How could the Apostle John be adequately judged for his rewards in the first century, when his life ended? Or John the Baptist? The influence of their lives is still affecting the Church. Their rewards are still being calculated.

That is also why the Great White Throne Judgment is reserved until the final hours of human history before the new heavens and new earth. It will take that long to calculate the measure of evil perpetrated by guys like Hitler or Stalin. (Think of it as compound interest.)

Paul writes to Timothy; "I charge thee therefore before God, and the Lord Jesus Christ, who shall judge the quick and the dead at His appearing and His kingdom. . . " (4:1)

Do you see the two separate judgments here? One is for the 'quick' -- the other is for the 'dead'. One takes place at His 'appearing' and the other takes place at 'His Kingdom.'

The 'quick' are the saved. The 'dead' are the lost. The quick are judged at the Bema Seat. The lost are judged at the Great White Throne.

("But the rest of the dead lived not again until the thousand years were finished. This is the first resurrection.")

The saved are judged for rewards, including a special crown of righteousness reserved "on that day" for those who love His appearing (2nd Timothy 4:8)

Here's what I want you to see. As in the case of the twenty-four elders, the second that we remove the doctrine of eternal security or a pre-Tribulation Rapture from the narrative, it all gets too complicated to follow.

Absent the doctrine of eternal security, what does 1st Corinthians 3:15; ("yet he himself shall be saved yet so as by fire") mean? Absent the pre-Trib Rapture, the judgment of the "quick at His appearing" (2nd Timothy 4:8) doesn't make much sense either.

Which then means we have to come up with a whole new timeline. Or else allegorize away the one that exists, giving rise to the question, "why give one?" since the Scripture most certainly does.

The whole body of Scripture, as it pertains to judgment, separates the light from the darkness, the wheat from the chaff, the saved from the lost and the Church from the judgment due those that dwell upon the earth.

First comes the Rapture, then the Bema Seat, then the Marriage Supper of the Lamb.
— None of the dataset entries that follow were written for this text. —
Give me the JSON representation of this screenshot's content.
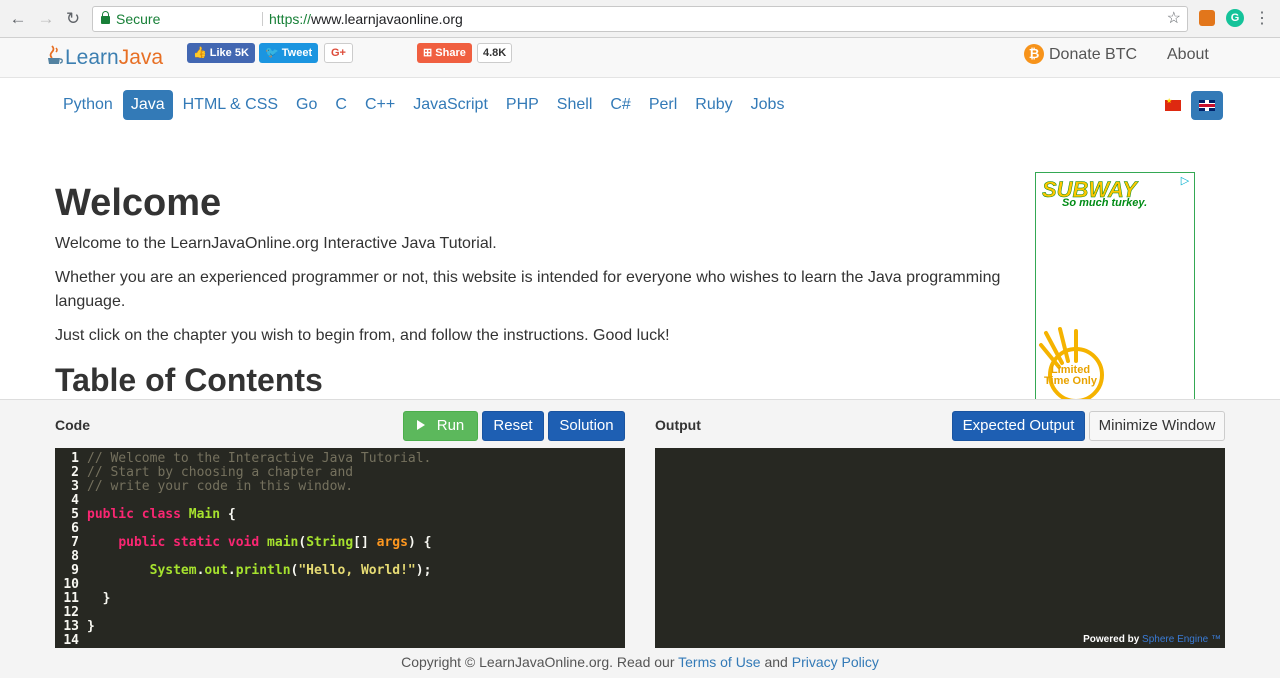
{
  "browser": {
    "secure_label": "Secure",
    "url_scheme": "https://",
    "url_host": "www.learnjavaonline.org"
  },
  "header": {
    "logo_learn": "Learn",
    "logo_java": "Java",
    "fb_like": "Like 5K",
    "tweet": "Tweet",
    "gplus": "G+",
    "share": "Share",
    "share_count": "4.8K",
    "donate": "Donate BTC",
    "about": "About"
  },
  "languages": [
    "Python",
    "Java",
    "HTML & CSS",
    "Go",
    "C",
    "C++",
    "JavaScript",
    "PHP",
    "Shell",
    "C#",
    "Perl",
    "Ruby",
    "Jobs"
  ],
  "active_language": "Java",
  "content": {
    "title": "Welcome",
    "p1": "Welcome to the LearnJavaOnline.org Interactive Java Tutorial.",
    "p2": "Whether you are an experienced programmer or not, this website is intended for everyone who wishes to learn the Java programming language.",
    "p3": "Just click on the chapter you wish to begin from, and follow the instructions. Good luck!",
    "toc_title": "Table of Contents"
  },
  "ad": {
    "brand_sub": "SUB",
    "brand_way": "WAY",
    "tagline": "So much turkey.",
    "limited": "Limited\nTime Only"
  },
  "panel": {
    "code_label": "Code",
    "output_label": "Output",
    "run": "Run",
    "reset": "Reset",
    "solution": "Solution",
    "expected_output": "Expected Output",
    "minimize": "Minimize Window",
    "powered_by": "Powered by",
    "sphere_engine": "Sphere Engine ™"
  },
  "code_lines": [
    "// Welcome to the Interactive Java Tutorial.",
    "// Start by choosing a chapter and",
    "// write your code in this window.",
    "",
    "public class Main {",
    "",
    "    public static void main(String[] args) {",
    "",
    "        System.out.println(\"Hello, World!\");",
    "",
    "  }",
    "",
    "}",
    ""
  ],
  "footer": {
    "copyright": "Copyright © LearnJavaOnline.org. Read our",
    "terms": "Terms of Use",
    "and": "and",
    "privacy": "Privacy Policy"
  },
  "colors": {
    "link": "#337ab7",
    "run_green": "#5cb85c",
    "primary_blue": "#1e5fb3",
    "editor_bg": "#272822"
  }
}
That is the type set forth since Genesis 1:4 -- God creates the light, judges the light, separates the light from darkness.

On the earth comes the judgment on the darkness; the Tribulation, the antichrist, the Mark, scary monsters, pestilences, persecution, death and the war of Armageddon.

Then comes the 2nd Coming of Christ.

Then comes the Millennium.

If the timeline is otherwise, we need to allegorize and spiritualize the true meaning of 1st Thessalonians 4:18, since its apparent meaning must obviously be some unfortunate translation:
"Wherefore comfort one another with these words." (1st Thessalonians 4:18)